__How to complete this task__. Print the listing exactly.

__Provided data__.
▽
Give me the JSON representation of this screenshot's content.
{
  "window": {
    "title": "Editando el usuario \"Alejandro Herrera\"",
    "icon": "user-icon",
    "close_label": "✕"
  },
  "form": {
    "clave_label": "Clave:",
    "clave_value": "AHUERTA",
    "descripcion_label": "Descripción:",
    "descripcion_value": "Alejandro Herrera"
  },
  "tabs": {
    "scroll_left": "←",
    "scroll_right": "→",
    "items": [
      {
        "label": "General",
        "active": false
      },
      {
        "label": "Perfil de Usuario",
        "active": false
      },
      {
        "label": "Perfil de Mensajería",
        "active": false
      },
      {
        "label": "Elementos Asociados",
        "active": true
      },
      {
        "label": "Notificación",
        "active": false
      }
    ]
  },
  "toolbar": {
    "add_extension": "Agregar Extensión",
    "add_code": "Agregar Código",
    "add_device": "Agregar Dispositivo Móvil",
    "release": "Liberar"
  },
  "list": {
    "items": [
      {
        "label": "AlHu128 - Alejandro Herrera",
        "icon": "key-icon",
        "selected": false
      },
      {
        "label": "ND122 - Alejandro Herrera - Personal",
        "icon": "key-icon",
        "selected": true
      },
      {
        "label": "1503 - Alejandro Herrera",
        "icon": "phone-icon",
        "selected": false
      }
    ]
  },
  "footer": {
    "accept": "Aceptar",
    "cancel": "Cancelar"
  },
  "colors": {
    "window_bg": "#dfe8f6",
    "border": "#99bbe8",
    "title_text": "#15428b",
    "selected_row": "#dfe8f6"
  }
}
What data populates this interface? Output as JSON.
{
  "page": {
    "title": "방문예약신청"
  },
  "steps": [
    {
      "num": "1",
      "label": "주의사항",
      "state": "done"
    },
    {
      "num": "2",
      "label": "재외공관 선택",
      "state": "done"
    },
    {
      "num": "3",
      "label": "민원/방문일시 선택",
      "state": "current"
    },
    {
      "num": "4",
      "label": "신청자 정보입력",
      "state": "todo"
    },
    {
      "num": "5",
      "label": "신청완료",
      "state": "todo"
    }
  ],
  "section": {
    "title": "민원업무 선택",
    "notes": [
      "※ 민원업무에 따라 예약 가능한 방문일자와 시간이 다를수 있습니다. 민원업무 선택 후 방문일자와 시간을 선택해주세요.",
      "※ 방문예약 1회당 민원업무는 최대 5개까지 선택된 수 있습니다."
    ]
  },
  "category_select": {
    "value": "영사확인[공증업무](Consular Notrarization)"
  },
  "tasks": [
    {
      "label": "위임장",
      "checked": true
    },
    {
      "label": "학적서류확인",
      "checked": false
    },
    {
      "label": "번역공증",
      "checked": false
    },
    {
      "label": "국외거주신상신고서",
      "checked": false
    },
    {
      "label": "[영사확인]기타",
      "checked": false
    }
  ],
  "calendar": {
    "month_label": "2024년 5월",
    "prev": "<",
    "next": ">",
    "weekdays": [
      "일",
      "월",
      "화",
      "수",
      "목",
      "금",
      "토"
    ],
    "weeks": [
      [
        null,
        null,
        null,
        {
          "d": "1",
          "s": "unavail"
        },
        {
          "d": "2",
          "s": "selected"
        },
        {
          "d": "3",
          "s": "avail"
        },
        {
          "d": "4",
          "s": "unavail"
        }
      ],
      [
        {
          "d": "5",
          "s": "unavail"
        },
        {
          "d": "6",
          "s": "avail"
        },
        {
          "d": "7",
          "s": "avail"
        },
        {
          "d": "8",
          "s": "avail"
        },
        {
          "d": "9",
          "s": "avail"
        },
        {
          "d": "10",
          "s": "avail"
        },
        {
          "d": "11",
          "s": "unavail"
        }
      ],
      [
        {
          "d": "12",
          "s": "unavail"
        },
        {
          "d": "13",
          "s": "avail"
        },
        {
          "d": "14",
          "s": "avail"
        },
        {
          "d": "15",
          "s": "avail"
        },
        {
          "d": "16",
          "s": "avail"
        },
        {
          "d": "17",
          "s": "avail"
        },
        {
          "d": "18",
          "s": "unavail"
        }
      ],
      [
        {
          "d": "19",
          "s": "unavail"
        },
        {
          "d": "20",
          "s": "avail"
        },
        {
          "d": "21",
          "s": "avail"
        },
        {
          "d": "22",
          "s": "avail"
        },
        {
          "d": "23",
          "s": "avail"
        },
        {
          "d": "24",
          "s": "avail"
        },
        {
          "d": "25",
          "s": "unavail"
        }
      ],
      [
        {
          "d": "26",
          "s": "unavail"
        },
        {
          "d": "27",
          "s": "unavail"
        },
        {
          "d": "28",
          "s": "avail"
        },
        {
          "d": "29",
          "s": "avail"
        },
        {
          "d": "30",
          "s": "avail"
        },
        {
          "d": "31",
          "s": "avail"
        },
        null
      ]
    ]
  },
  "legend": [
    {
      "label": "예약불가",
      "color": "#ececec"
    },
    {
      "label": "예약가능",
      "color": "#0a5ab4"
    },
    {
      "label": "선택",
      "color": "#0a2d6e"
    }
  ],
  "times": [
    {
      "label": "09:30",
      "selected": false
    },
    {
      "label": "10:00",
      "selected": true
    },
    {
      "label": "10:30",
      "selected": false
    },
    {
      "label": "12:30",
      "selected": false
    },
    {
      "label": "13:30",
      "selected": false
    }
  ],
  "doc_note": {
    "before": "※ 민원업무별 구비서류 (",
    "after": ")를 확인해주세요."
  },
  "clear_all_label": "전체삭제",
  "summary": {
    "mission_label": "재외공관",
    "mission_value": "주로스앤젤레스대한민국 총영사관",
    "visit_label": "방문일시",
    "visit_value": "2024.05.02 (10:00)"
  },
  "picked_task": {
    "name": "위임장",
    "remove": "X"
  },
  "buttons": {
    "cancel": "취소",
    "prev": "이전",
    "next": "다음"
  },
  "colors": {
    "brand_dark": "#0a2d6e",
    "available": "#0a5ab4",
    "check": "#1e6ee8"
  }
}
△
__Expected output__.
Give me the JSON representation of this screenshot's content.
{
  "window": {
    "title": "Editando el usuario \"Alejandro Herrera\"",
    "icon": "user-icon",
    "close_label": "✕"
  },
  "form": {
    "clave_label": "Clave:",
    "clave_value": "AHUERTA",
    "descripcion_label": "Descripción:",
    "descripcion_value": "Alejandro Herrera"
  },
  "tabs": {
    "scroll_left": "←",
    "scroll_right": "→",
    "items": [
      {
        "label": "General",
        "active": false
      },
      {
        "label": "Perfil de Usuario",
        "active": false
      },
      {
        "label": "Perfil de Mensajería",
        "active": false
      },
      {
        "label": "Elementos Asociados",
        "active": true
      },
      {
        "label": "Notificación",
        "active": false
      }
    ]
  },
  "toolbar": {
    "add_extension": "Agregar Extensión",
    "add_code": "Agregar Código",
    "add_device": "Agregar Dispositivo Móvil",
    "release": "Liberar"
  },
  "list": {
    "items": [
      {
        "label": "AlHu128 - Alejandro Herrera",
        "icon": "key-icon",
        "selected": false
      },
      {
        "label": "ND122 - Alejandro Herrera - Personal",
        "icon": "key-icon",
        "selected": true
      },
      {
        "label": "1503 - Alejandro Herrera",
        "icon": "phone-icon",
        "selected": false
      }
    ]
  },
  "footer": {
    "accept": "Aceptar",
    "cancel": "Cancelar"
  },
  "colors": {
    "window_bg": "#dfe8f6",
    "border": "#99bbe8",
    "title_text": "#15428b",
    "selected_row": "#dfe8f6"
  }
}
What data populates this interface? Output as JSON.
{
  "page": {
    "title": "방문예약신청"
  },
  "steps": [
    {
      "num": "1",
      "label": "주의사항",
      "state": "done"
    },
    {
      "num": "2",
      "label": "재외공관 선택",
      "state": "done"
    },
    {
      "num": "3",
      "label": "민원/방문일시 선택",
      "state": "current"
    },
    {
      "num": "4",
      "label": "신청자 정보입력",
      "state": "todo"
    },
    {
      "num": "5",
      "label": "신청완료",
      "state": "todo"
    }
  ],
  "section": {
    "title": "민원업무 선택",
    "notes": [
      "※ 민원업무에 따라 예약 가능한 방문일자와 시간이 다를수 있습니다. 민원업무 선택 후 방문일자와 시간을 선택해주세요.",
      "※ 방문예약 1회당 민원업무는 최대 5개까지 선택된 수 있습니다."
    ]
  },
  "category_select": {
    "value": "영사확인[공증업무](Consular Notrarization)"
  },
  "tasks": [
    {
      "label": "위임장",
      "checked": true
    },
    {
      "label": "학적서류확인",
      "checked": false
    },
    {
      "label": "번역공증",
      "checked": false
    },
    {
      "label": "국외거주신상신고서",
      "checked": false
    },
    {
      "label": "[영사확인]기타",
      "checked": false
    }
  ],
  "calendar": {
    "month_label": "2024년 5월",
    "prev": "<",
    "next": ">",
    "weekdays": [
      "일",
      "월",
      "화",
      "수",
      "목",
      "금",
      "토"
    ],
    "weeks": [
      [
        null,
        null,
        null,
        {
          "d": "1",
          "s": "unavail"
        },
        {
          "d": "2",
          "s": "selected"
        },
        {
          "d": "3",
          "s": "avail"
        },
        {
          "d": "4",
          "s": "unavail"
        }
      ],
      [
        {
          "d": "5",
          "s": "unavail"
        },
        {
          "d": "6",
          "s": "avail"
        },
        {
          "d": "7",
          "s": "avail"
        },
        {
          "d": "8",
          "s": "avail"
        },
        {
          "d": "9",
          "s": "avail"
        },
        {
          "d": "10",
          "s": "avail"
        },
        {
          "d": "11",
          "s": "unavail"
        }
      ],
      [
        {
          "d": "12",
          "s": "unavail"
        },
        {
          "d": "13",
          "s": "avail"
        },
        {
          "d": "14",
          "s": "avail"
        },
        {
          "d": "15",
          "s": "avail"
        },
        {
          "d": "16",
          "s": "avail"
        },
        {
          "d": "17",
          "s": "avail"
        },
        {
          "d": "18",
          "s": "unavail"
        }
      ],
      [
        {
          "d": "19",
          "s": "unavail"
        },
        {
          "d": "20",
          "s": "avail"
        },
        {
          "d": "21",
          "s": "avail"
        },
        {
          "d": "22",
          "s": "avail"
        },
        {
          "d": "23",
          "s": "avail"
        },
        {
          "d": "24",
          "s": "avail"
        },
        {
          "d": "25",
          "s": "unavail"
        }
      ],
      [
        {
          "d": "26",
          "s": "unavail"
        },
        {
          "d": "27",
          "s": "unavail"
        },
        {
          "d": "28",
          "s": "avail"
        },
        {
          "d": "29",
          "s": "avail"
        },
        {
          "d": "30",
          "s": "avail"
        },
        {
          "d": "31",
          "s": "avail"
        },
        null
      ]
    ]
  },
  "legend": [
    {
      "label": "예약불가",
      "color": "#ececec"
    },
    {
      "label": "예약가능",
      "color": "#0a5ab4"
    },
    {
      "label": "선택",
      "color": "#0a2d6e"
    }
  ],
  "times": [
    {
      "label": "09:30",
      "selected": false
    },
    {
      "label": "10:00",
      "selected": true
    },
    {
      "label": "10:30",
      "selected": false
    },
    {
      "label": "12:30",
      "selected": false
    },
    {
      "label": "13:30",
      "selected": false
    }
  ],
  "doc_note": {
    "before": "※ 민원업무별 구비서류 (",
    "after": ")를 확인해주세요."
  },
  "clear_all_label": "전체삭제",
  "summary": {
    "mission_label": "재외공관",
    "mission_value": "주로스앤젤레스대한민국 총영사관",
    "visit_label": "방문일시",
    "visit_value": "2024.05.02 (10:00)"
  },
  "picked_task": {
    "name": "위임장",
    "remove": "X"
  },
  "buttons": {
    "cancel": "취소",
    "prev": "이전",
    "next": "다음"
  },
  "colors": {
    "brand_dark": "#0a2d6e",
    "available": "#0a5ab4",
    "check": "#1e6ee8"
  }
}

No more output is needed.